[WHAT THE EXERCISE ASKS]
Search the data below for the string "label" and copy all lines where it shows up.
━━━ MATERIAL FOR THIS EXERCISE
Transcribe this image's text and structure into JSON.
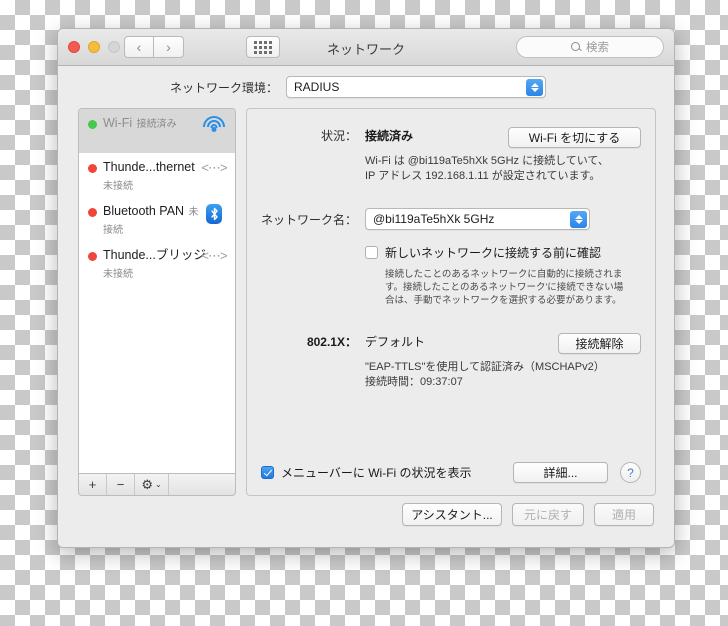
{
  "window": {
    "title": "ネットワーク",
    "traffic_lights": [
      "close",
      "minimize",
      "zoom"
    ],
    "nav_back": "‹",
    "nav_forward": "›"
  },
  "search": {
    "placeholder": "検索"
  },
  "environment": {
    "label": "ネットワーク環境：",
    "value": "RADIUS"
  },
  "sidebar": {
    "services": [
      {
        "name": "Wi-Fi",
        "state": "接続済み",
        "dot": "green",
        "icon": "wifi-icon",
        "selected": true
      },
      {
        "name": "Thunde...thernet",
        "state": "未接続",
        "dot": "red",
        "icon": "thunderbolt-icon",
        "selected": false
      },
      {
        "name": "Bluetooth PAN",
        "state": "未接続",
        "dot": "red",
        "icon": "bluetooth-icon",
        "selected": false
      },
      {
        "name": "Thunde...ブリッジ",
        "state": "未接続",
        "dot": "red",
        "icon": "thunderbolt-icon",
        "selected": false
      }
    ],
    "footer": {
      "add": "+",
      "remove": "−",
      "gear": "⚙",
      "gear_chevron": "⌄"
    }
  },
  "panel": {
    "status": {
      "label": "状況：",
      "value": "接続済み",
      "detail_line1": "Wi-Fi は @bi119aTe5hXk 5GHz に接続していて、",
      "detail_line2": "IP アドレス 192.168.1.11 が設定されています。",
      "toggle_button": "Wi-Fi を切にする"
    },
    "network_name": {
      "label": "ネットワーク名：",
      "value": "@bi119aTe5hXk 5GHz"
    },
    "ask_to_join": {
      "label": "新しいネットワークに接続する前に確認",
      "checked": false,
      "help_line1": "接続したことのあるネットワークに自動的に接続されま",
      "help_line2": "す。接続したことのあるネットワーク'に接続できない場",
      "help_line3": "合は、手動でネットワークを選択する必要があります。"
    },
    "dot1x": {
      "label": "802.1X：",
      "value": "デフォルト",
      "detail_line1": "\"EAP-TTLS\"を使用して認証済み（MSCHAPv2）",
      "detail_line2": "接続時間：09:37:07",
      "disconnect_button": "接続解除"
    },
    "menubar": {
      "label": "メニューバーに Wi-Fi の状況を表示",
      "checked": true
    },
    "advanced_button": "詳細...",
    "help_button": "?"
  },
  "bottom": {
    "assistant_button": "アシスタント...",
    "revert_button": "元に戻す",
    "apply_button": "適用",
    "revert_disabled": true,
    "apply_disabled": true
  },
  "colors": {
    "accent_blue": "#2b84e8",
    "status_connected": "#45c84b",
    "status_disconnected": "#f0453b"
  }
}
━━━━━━
[RESPONSE]
    "label": "ネットワーク環境：",
      "label": "状況：",
      "label": "ネットワーク名：",
      "label": "新しいネットワークに接続する前に確認",
      "label": "802.1X：",
      "label": "メニューバーに Wi-Fi の状況を表示",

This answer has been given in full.